Report each line of the records below that holds the word "code".

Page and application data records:
=-=-=
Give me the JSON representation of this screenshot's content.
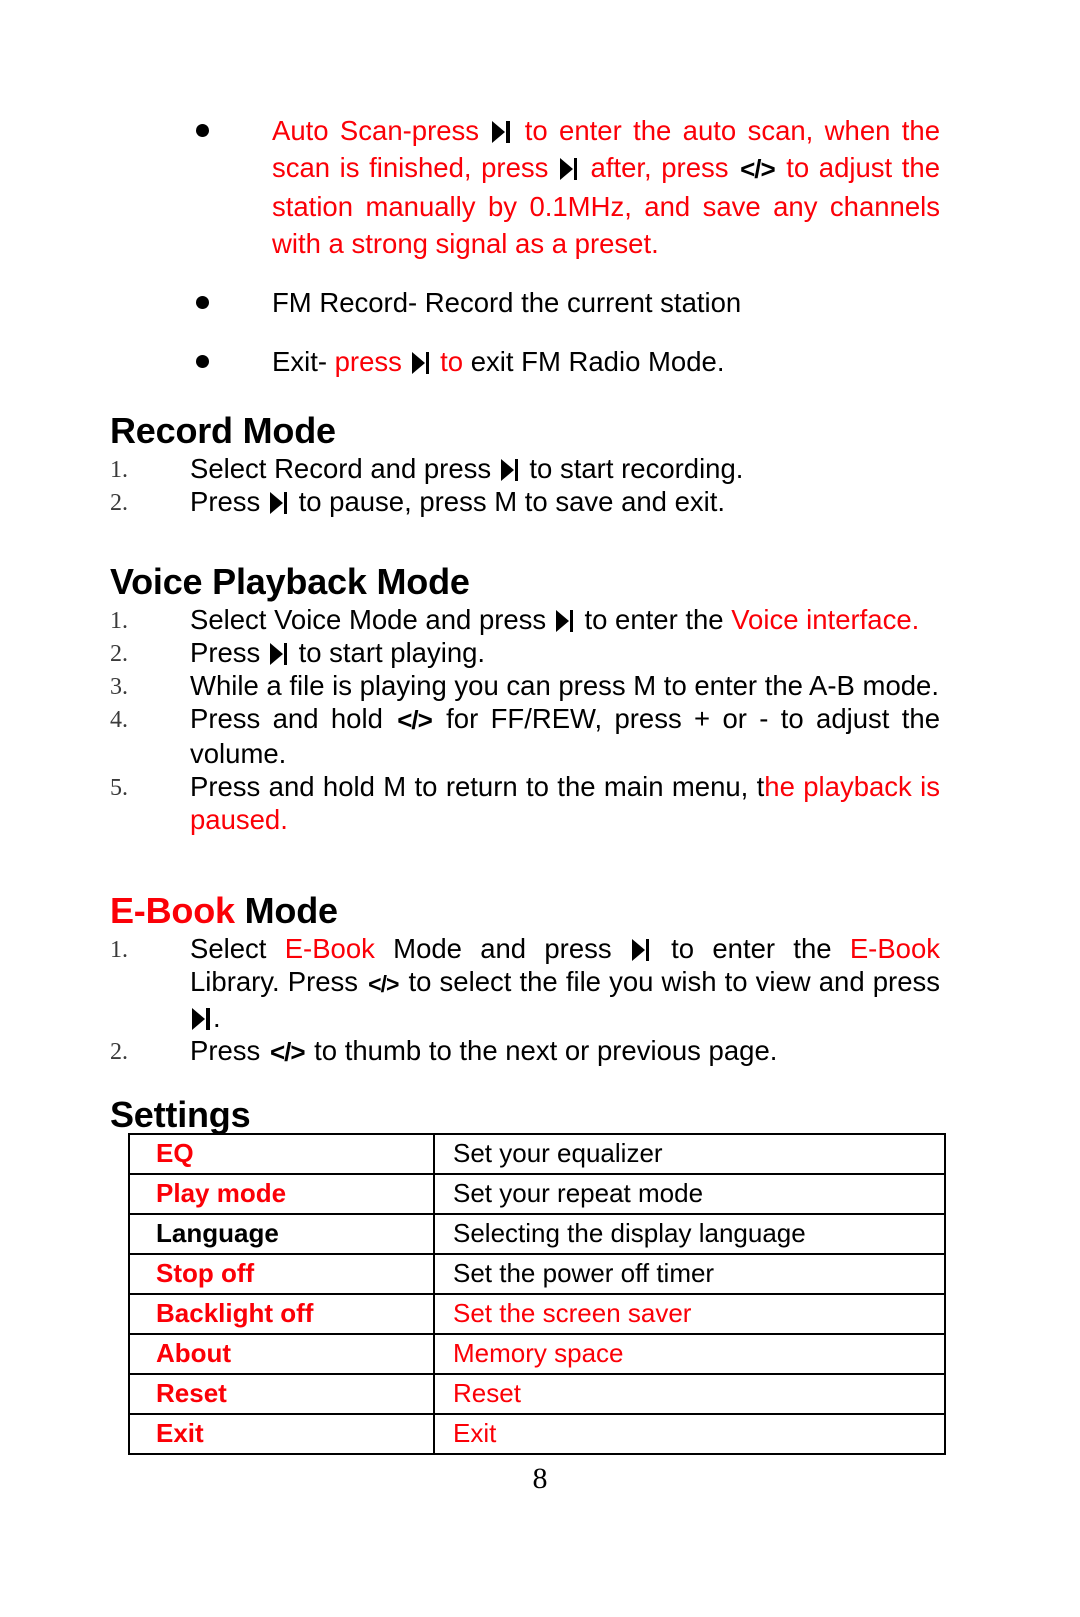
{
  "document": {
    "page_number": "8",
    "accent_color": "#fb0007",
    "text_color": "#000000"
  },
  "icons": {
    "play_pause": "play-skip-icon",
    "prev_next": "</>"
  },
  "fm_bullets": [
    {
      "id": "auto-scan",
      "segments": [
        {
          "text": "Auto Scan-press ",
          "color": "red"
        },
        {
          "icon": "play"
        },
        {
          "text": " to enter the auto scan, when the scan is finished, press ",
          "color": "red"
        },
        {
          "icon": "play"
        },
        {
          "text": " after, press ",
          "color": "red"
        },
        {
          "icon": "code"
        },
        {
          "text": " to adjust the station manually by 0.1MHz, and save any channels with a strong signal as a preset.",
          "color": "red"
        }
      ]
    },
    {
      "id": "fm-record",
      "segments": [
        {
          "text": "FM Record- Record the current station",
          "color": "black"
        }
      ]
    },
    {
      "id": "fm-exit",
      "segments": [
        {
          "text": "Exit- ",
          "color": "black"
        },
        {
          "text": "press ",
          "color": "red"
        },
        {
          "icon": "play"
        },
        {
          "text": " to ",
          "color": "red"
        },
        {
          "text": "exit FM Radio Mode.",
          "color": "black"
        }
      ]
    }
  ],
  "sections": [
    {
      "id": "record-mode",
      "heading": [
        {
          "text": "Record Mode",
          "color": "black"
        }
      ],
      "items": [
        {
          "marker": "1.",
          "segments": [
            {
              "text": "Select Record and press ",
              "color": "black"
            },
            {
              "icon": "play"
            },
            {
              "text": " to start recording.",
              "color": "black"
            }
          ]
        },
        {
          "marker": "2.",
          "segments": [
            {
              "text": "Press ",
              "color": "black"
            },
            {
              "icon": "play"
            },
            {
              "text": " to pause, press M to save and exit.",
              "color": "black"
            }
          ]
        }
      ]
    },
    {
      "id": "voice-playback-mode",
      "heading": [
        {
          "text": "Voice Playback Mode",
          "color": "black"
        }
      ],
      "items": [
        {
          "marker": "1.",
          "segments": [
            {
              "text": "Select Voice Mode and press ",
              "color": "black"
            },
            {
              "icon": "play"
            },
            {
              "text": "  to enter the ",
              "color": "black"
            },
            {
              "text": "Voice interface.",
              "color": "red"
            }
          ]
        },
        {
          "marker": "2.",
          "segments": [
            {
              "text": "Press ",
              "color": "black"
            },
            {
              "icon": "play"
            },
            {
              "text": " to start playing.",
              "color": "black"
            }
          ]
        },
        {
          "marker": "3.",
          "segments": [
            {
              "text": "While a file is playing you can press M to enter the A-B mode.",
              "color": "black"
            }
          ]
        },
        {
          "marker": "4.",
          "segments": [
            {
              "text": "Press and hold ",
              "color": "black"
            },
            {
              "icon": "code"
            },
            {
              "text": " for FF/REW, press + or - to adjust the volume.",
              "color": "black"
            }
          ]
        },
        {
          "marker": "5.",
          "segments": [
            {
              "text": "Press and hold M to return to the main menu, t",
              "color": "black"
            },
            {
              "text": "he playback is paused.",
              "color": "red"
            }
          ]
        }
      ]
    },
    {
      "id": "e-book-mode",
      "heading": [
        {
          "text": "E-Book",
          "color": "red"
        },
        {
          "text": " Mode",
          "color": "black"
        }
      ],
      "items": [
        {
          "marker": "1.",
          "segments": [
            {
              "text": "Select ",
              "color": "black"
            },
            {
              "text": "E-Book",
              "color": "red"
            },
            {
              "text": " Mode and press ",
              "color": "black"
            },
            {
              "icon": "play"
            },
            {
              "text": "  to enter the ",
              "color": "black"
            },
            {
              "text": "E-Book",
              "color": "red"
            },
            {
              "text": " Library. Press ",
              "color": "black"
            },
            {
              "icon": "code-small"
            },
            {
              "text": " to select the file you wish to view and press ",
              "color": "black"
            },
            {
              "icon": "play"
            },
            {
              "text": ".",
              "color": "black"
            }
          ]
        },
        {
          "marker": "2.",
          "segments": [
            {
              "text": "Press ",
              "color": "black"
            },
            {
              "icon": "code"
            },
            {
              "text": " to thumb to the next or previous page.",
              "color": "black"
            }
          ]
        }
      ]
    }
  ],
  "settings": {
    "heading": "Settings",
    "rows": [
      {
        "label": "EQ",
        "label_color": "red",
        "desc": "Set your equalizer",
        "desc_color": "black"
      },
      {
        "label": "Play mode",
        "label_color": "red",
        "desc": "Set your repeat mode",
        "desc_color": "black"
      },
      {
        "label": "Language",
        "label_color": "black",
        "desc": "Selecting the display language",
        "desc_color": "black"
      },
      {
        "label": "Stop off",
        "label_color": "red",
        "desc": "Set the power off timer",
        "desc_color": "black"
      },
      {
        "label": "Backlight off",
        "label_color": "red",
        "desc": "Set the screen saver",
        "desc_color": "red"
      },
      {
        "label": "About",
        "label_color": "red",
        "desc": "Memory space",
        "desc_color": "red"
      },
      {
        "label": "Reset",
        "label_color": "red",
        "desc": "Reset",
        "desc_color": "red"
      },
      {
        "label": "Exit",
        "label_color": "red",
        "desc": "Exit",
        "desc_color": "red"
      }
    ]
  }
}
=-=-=
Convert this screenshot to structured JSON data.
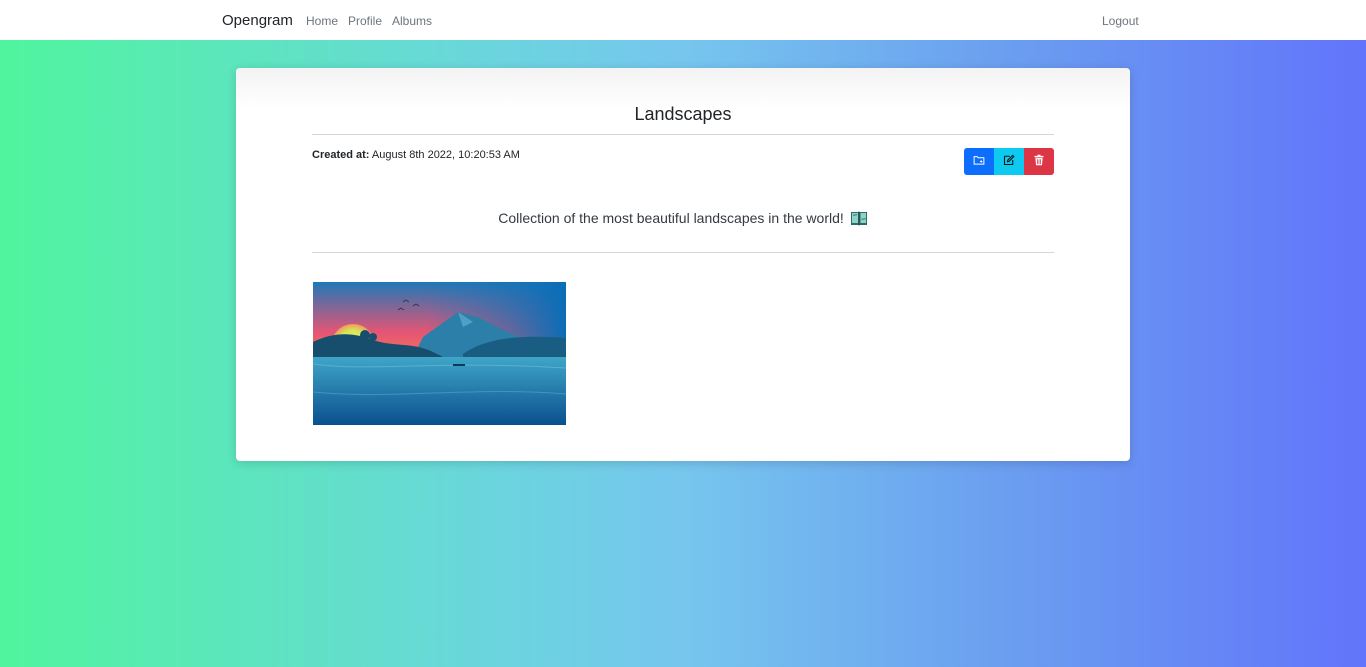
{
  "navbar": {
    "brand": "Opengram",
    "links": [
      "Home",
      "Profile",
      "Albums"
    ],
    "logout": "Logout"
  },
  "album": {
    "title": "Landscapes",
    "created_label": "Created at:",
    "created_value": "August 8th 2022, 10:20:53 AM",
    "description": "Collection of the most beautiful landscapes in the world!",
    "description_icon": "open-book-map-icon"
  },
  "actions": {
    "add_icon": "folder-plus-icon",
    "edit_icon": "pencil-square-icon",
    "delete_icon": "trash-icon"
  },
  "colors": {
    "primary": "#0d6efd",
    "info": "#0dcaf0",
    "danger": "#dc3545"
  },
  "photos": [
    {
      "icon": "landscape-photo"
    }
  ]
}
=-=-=
SOLUTION TO THIS EXERCISE
          "icon": "code"
              "icon": "code"
              "icon": "code-small"
              "icon": "code"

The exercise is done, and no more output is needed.